The autofocus mode is certainly a blessing for many photographers, especially those starting out. To provide the best results out of this mode, DSLRs and mirrorless cameras are equipped with AF focus point options, which allow users to set the focus on their subjects. However, we can see why this can be intimidating to explore for beginners. (What, more settings to fiddle around with? I just want to shoot!) This is where today’s photography cheat sheet will be especially useful.
The photography cheat sheet below by Digital Camera World (which we spotted on this blog) explains the different focus points at your disposal when shooting in autofocus mode. It also tells you which focus point option is best to use based on what you are trying to capture. So, make sure you keep a copy of this cheat sheet for your next practice!
This cheat sheet features the AF focus point options found in Nikon DSLR cameras, but the principle still applies to other models from other brands. They may have a different number of AF points, but the concept stays the same.
Auto Area AF mode is best used for snapshots, as you’re letting the camera decide what to focus on. It will use all its focus point to capture either the object nearest to the camera, or, in newer models, any face it detects in the scene. You can use this one if you’re just starting out, but be aware that it can also focus on the wrong object.
If your scene calls for precision, the Single-point AF (51 points) is your best bet, especially if you’re not rushing shots. You set the focus point yourself, so you have the most control with this option. This is best for relatively static subjects, like shooting portraits, flat lays, or product photos. However, if you want to further simplify your interface or you’re shooting a simple scene, you can restrict the AF points to 11 so you can select your desired focus point faster.
For action shots and moving subjects, you have three options for Dynamic area AF: nine points, 21 points, and 51 points. In the first option, you still manually select the focus point, but the surrounding AF points serve as backups to ensure your subject stays in focus even if it moves slightly further from your chosen AF point. It offers the greatest accuracy if you can follow your subject. However, for erratic action, you can opt for the 21-point option instead. The third option allows you to use all the focus points of your camera’s Dynamic area AF mode, which comes in handy if you want to retain your framing while shooting a moving subject.
If you’re planning to shoot a lot of action shots, you may also find this cheat sheet for staying sharp for action shots useful.
Want more tips and tricks like this?
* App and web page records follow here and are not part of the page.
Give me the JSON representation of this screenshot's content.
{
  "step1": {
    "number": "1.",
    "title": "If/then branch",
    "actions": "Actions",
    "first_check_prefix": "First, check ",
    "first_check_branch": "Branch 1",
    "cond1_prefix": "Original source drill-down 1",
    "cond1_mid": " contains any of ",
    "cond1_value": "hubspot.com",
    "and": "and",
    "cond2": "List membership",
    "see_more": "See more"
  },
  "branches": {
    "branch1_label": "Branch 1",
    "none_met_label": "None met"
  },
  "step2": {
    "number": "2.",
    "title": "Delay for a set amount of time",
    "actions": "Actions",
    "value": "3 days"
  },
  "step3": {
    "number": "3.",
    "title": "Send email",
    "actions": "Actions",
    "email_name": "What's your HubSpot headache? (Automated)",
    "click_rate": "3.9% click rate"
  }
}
Make sure to check out our growing collection of photography cheat sheets as well!